By Cynthia Calkins, PhD, John Jay College of Criminal Justice, May 2019, Vol 50, No. 5


A call to study Native Americans' experiences in tribal and U.S. courts

There are 573 federally recognized tribes, each with its own government and court system. It’s time to understand their differences.
By Kathryn A. LaFortune, JD, PhD, and Violet S. Rush, Cherokee Nation citizen/Muscogee Creek, JD candidate at The University of Tulsa College of Law, April 2019, Vol 50, No. 4


How video may influence jurors’ decisions about police defendants

The use of smartphones, “dash cams” and other video recording technology appears to be leading the way to a new era of police accountability
By Margaret C. Stevenson, PhD, and Cynthia J. Najdowski, PhD, March 2019, Vol 50, No. 3


Supreme Court to review discrimination in jury selection

The court will review a prosecutor’s practice of striking African-Americans from the juries of a case that went to trial six times
By Marc W. Pearce, JD, PhD, and Kimberly S. Della Paolera, MA, MLS, February 2019, Vol 50, No. 2


What rights to insurance policies do divorced spouses have?

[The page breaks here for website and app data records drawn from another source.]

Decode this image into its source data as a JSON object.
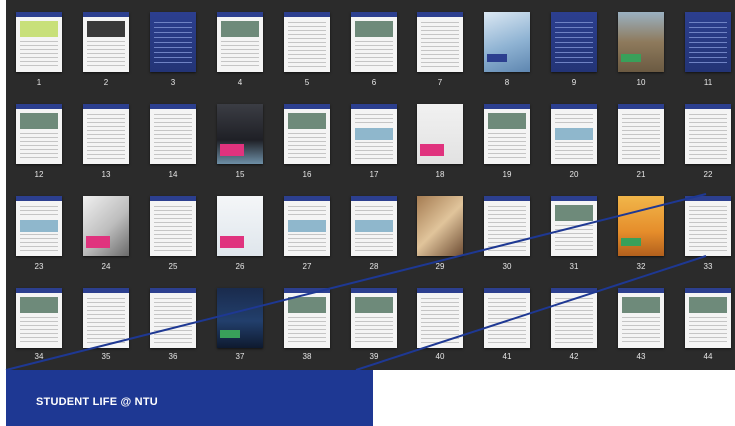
{
  "pages": [
    {
      "number": "1",
      "style": "cover-white"
    },
    {
      "number": "2",
      "style": "portrait"
    },
    {
      "number": "3",
      "style": "dark-blue"
    },
    {
      "number": "4",
      "style": "photo-grid"
    },
    {
      "number": "5",
      "style": "text"
    },
    {
      "number": "6",
      "style": "photo-grid"
    },
    {
      "number": "7",
      "style": "text"
    },
    {
      "number": "8",
      "style": "sky-photo"
    },
    {
      "number": "9",
      "style": "dark-blue"
    },
    {
      "number": "10",
      "style": "building-photo"
    },
    {
      "number": "11",
      "style": "dark-blue"
    },
    {
      "number": "12",
      "style": "text-photo"
    },
    {
      "number": "13",
      "style": "text"
    },
    {
      "number": "14",
      "style": "text"
    },
    {
      "number": "15",
      "style": "passport-photo"
    },
    {
      "number": "16",
      "style": "text-photo"
    },
    {
      "number": "17",
      "style": "text-table"
    },
    {
      "number": "18",
      "style": "mannequin-photo"
    },
    {
      "number": "19",
      "style": "text-photo"
    },
    {
      "number": "20",
      "style": "text-table"
    },
    {
      "number": "21",
      "style": "text"
    },
    {
      "number": "22",
      "style": "text"
    },
    {
      "number": "23",
      "style": "text-table"
    },
    {
      "number": "24",
      "style": "phone-photo"
    },
    {
      "number": "25",
      "style": "text"
    },
    {
      "number": "26",
      "style": "planner-photo"
    },
    {
      "number": "27",
      "style": "text-table"
    },
    {
      "number": "28",
      "style": "text-table"
    },
    {
      "number": "29",
      "style": "students-photo"
    },
    {
      "number": "30",
      "style": "text"
    },
    {
      "number": "31",
      "style": "photo-grid"
    },
    {
      "number": "32",
      "style": "sports-photo"
    },
    {
      "number": "33",
      "style": "text"
    },
    {
      "number": "34",
      "style": "photo-grid"
    },
    {
      "number": "35",
      "style": "text"
    },
    {
      "number": "36",
      "style": "text"
    },
    {
      "number": "37",
      "style": "night-photo"
    },
    {
      "number": "38",
      "style": "photo-grid"
    },
    {
      "number": "39",
      "style": "text-photo"
    },
    {
      "number": "40",
      "style": "text"
    },
    {
      "number": "41",
      "style": "text"
    },
    {
      "number": "42",
      "style": "text"
    },
    {
      "number": "43",
      "style": "text-photo"
    },
    {
      "number": "44",
      "style": "text-photo"
    }
  ],
  "banner": {
    "title": "STUDENT LIFE @ NTU"
  },
  "colors": {
    "viewer_bg": "#2b2b2b",
    "banner": "#1e3893",
    "page_header": "#2c3f8f",
    "page_numbers": "#e6e6e6"
  }
}
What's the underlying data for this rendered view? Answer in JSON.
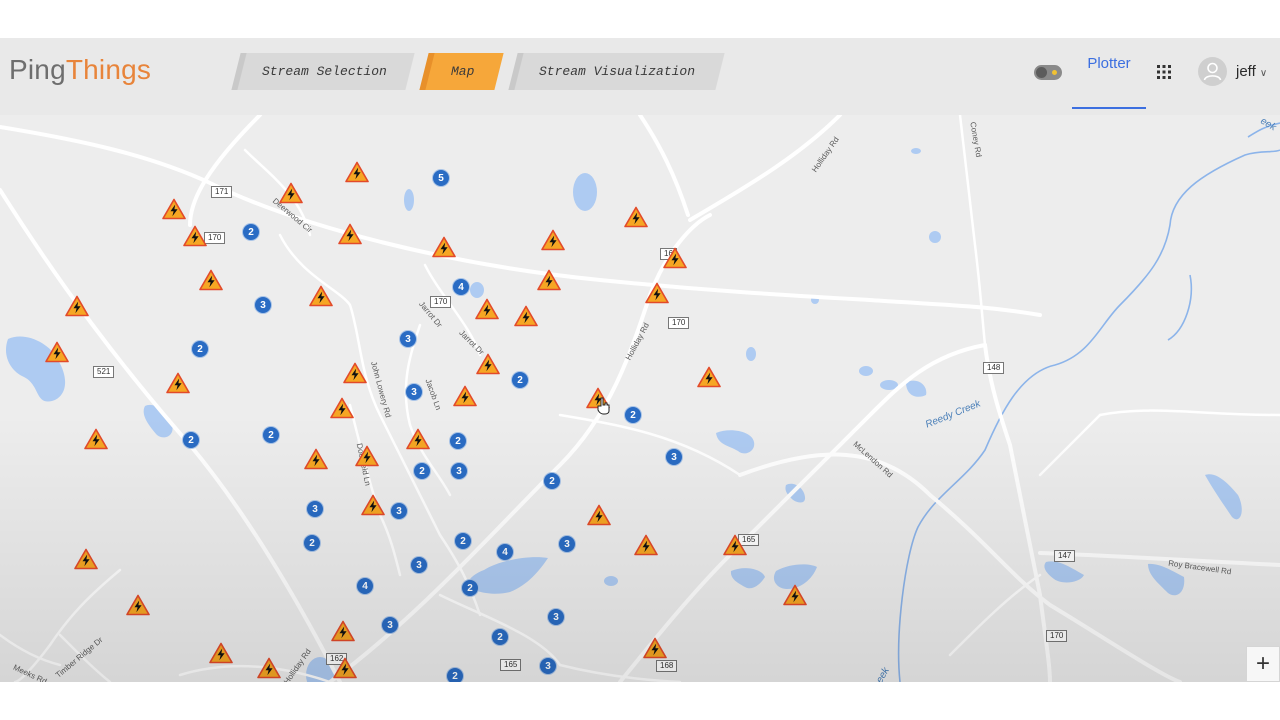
{
  "brand": {
    "part1": "Ping",
    "part2": "Things"
  },
  "nav": {
    "tabs": [
      {
        "label": "Stream Selection",
        "active": false
      },
      {
        "label": "Map",
        "active": true
      },
      {
        "label": "Stream Visualization",
        "active": false
      }
    ]
  },
  "header": {
    "plotter_label": "Plotter",
    "user_name": "jeff"
  },
  "map": {
    "zoom_in_label": "+",
    "route_shields": [
      "171",
      "170",
      "170",
      "170",
      "16",
      "521",
      "165",
      "147",
      "148",
      "170",
      "162",
      "165",
      "168"
    ],
    "road_names": [
      "Deerwood Cir",
      "Holliday Rd",
      "Jarrot Dr",
      "Jarrot Dr",
      "John Lowery Rd",
      "Jacob Ln",
      "Doerfield Ln",
      "McLendon Rd",
      "Roy Bracewell Rd",
      "Meeks Rd",
      "Timber Ridge Dr",
      "Holliday Rd",
      "Holliday Rd",
      "Coney Rd"
    ],
    "water_names": [
      "Reedy Creek",
      "eek",
      "eek"
    ],
    "cluster_counts": [
      "5",
      "2",
      "4",
      "3",
      "3",
      "2",
      "2",
      "3",
      "2",
      "2",
      "2",
      "2",
      "3",
      "2",
      "3",
      "2",
      "3",
      "3",
      "2",
      "4",
      "2",
      "3",
      "3",
      "2",
      "4",
      "3",
      "3",
      "2",
      "3",
      "2"
    ],
    "colors": {
      "warning_marker": "#f6a623",
      "cluster_marker": "#2a6cc4",
      "water": "#aecbf2",
      "accent": "#3c6fe0"
    }
  }
}
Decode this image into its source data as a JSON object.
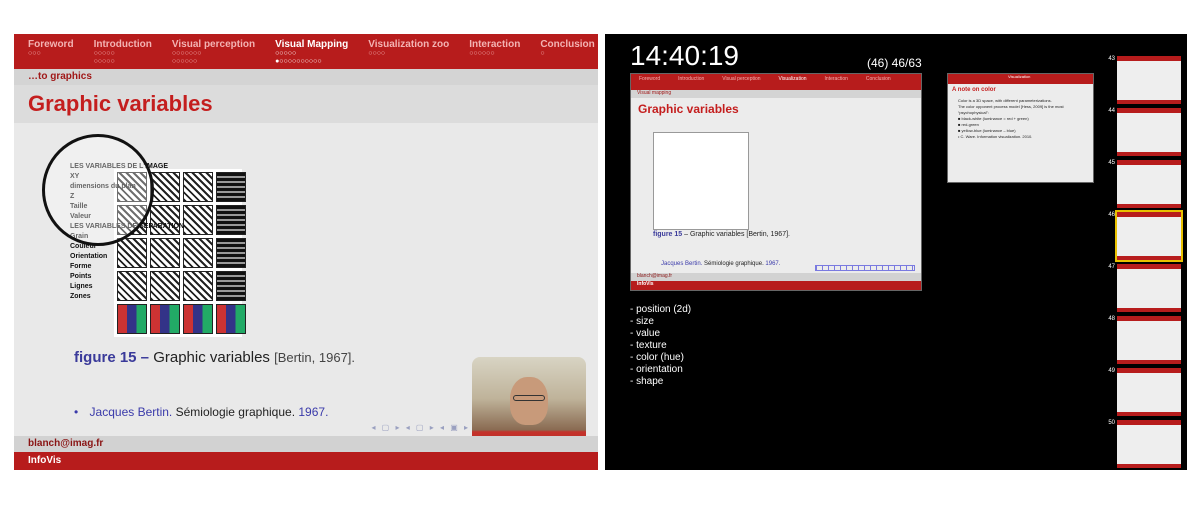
{
  "left_slide": {
    "nav_sections": [
      {
        "label": "Foreword",
        "dots": "○○○",
        "active": false
      },
      {
        "label": "Introduction",
        "dots": "○○○○○\n○○○○○",
        "active": false
      },
      {
        "label": "Visual perception",
        "dots": "○○○○○○○\n○○○○○○",
        "active": false
      },
      {
        "label": "Visual Mapping",
        "dots": "○○○○○\n●○○○○○○○○○○",
        "active": true
      },
      {
        "label": "Visualization zoo",
        "dots": "○○○○",
        "active": false
      },
      {
        "label": "Interaction",
        "dots": "○○○○○○",
        "active": false
      },
      {
        "label": "Conclusion",
        "dots": "○",
        "active": false
      }
    ],
    "subtitle": "…to graphics",
    "title": "Graphic variables",
    "figure_labels": [
      "LES VARIABLES DE L'IMAGE",
      "XY",
      "dimensions du plan",
      "Z",
      "Taille",
      "Valeur",
      "LES VARIABLES DE SÉPARATION",
      "Grain",
      "Couleur",
      "Orientation",
      "Forme",
      "Points",
      "Lignes",
      "Zones"
    ],
    "caption_label": "figure 15 –",
    "caption_text": "Graphic variables",
    "caption_ref": "[Bertin, 1967].",
    "bullet_author": "Jacques Bertin.",
    "bullet_title": "Sémiologie graphique.",
    "bullet_year": "1967.",
    "nav_symbols": "◂ ▢ ▸ ◂ ▢ ▸ ◂ ▣ ▸",
    "footer_email": "blanch@imag.fr",
    "footer_brand": "InfoVis"
  },
  "presenter": {
    "clock": "14:40:19",
    "counter": "(46) 46/63",
    "current": {
      "nav": [
        "Foreword",
        "Introduction",
        "Visual perception",
        "Visualization",
        "Interaction",
        "Conclusion"
      ],
      "subtitle": "Visual mapping",
      "title": "Graphic variables",
      "caption_label": "figure 15",
      "caption_text": "– Graphic variables [Bertin, 1967].",
      "bullet_author": "Jacques Bertin.",
      "bullet_title": "Sémiologie graphique.",
      "bullet_year": "1967.",
      "footer_email": "blanch@imag.fr",
      "footer_brand": "InfoVis"
    },
    "next": {
      "header": "Visualization",
      "title": "A note on color",
      "lines": [
        "Color is a 3D space, with different parameterizations.",
        "The color opponent process model [Hess, 2009] is the most",
        "“psychophysical”:",
        "■ black-white (luminance = red + green)",
        "■ red-green",
        "■ yellow-blue (luminance – blue)",
        "• C. Ware. Information visualization. 2010."
      ]
    },
    "notes": [
      "- position (2d)",
      "- size",
      "- value",
      "- texture",
      "- color (hue)",
      "- orientation",
      "- shape"
    ],
    "thumbnails": [
      {
        "num": "43",
        "selected": false
      },
      {
        "num": "44",
        "selected": false
      },
      {
        "num": "45",
        "selected": false
      },
      {
        "num": "46",
        "selected": true
      },
      {
        "num": "47",
        "selected": false
      },
      {
        "num": "48",
        "selected": false
      },
      {
        "num": "49",
        "selected": false
      },
      {
        "num": "50",
        "selected": false
      }
    ]
  }
}
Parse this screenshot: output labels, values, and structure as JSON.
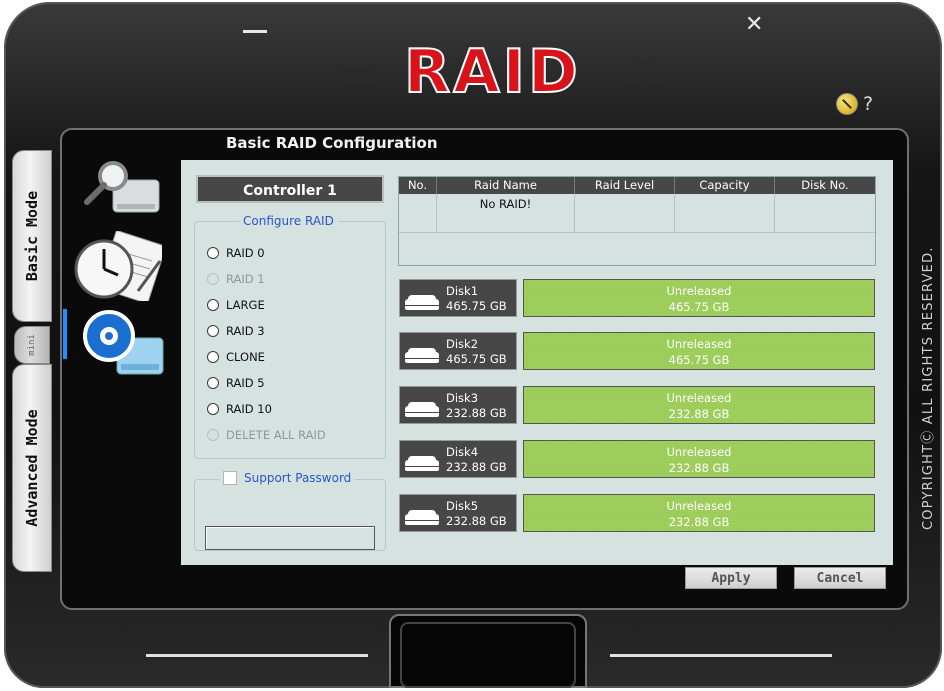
{
  "app": {
    "logo": "RAID",
    "copyright": "COPYRIGHTⒸ ALL RIGHTS RESERVED."
  },
  "window_controls": {
    "minimize": "—",
    "close": "✕",
    "help": "?"
  },
  "side_tabs": {
    "basic": "Basic Mode",
    "mini": "mini",
    "advanced": "Advanced Mode"
  },
  "panel": {
    "title": "Basic RAID Configuration"
  },
  "nav": [
    "disk-info-icon",
    "schedule-icon",
    "raid-config-icon"
  ],
  "controller": {
    "label": "Controller 1"
  },
  "configure_raid": {
    "legend": "Configure RAID",
    "options": [
      {
        "label": "RAID 0",
        "enabled": true
      },
      {
        "label": "RAID 1",
        "enabled": false
      },
      {
        "label": "LARGE",
        "enabled": true
      },
      {
        "label": "RAID 3",
        "enabled": true
      },
      {
        "label": "CLONE",
        "enabled": true
      },
      {
        "label": "RAID 5",
        "enabled": true
      },
      {
        "label": "RAID 10",
        "enabled": true
      },
      {
        "label": "DELETE ALL RAID",
        "enabled": false
      }
    ]
  },
  "password": {
    "label": "Support Password",
    "checked": false,
    "value": ""
  },
  "raid_table": {
    "columns": [
      "No.",
      "Raid Name",
      "Raid Level",
      "Capacity",
      "Disk No."
    ],
    "rows": [
      [
        "",
        "No RAID!",
        "",
        "",
        ""
      ]
    ]
  },
  "disks": [
    {
      "name": "Disk1",
      "size": "465.75 GB",
      "status": "Unreleased",
      "status_size": "465.75 GB"
    },
    {
      "name": "Disk2",
      "size": "465.75 GB",
      "status": "Unreleased",
      "status_size": "465.75 GB"
    },
    {
      "name": "Disk3",
      "size": "232.88 GB",
      "status": "Unreleased",
      "status_size": "232.88 GB"
    },
    {
      "name": "Disk4",
      "size": "232.88 GB",
      "status": "Unreleased",
      "status_size": "232.88 GB"
    },
    {
      "name": "Disk5",
      "size": "232.88 GB",
      "status": "Unreleased",
      "status_size": "232.88 GB"
    }
  ],
  "buttons": {
    "apply": "Apply",
    "cancel": "Cancel"
  },
  "colors": {
    "logo_red": "#d8141a",
    "status_green": "#9ccc5a",
    "content_bg": "#d6e2e0",
    "legend_blue": "#2a55c8",
    "active_nav": "#1e90ff"
  }
}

The U.S. Supreme Court’s decision on this issue raises interesting psychological questions about the probable intent of the deceased
By Richard L. Kaplan, JD, and Jennifer K. Robbennolt, JD, PhD, University of Illinois College of Law, January 2019, Vol 50, No. 1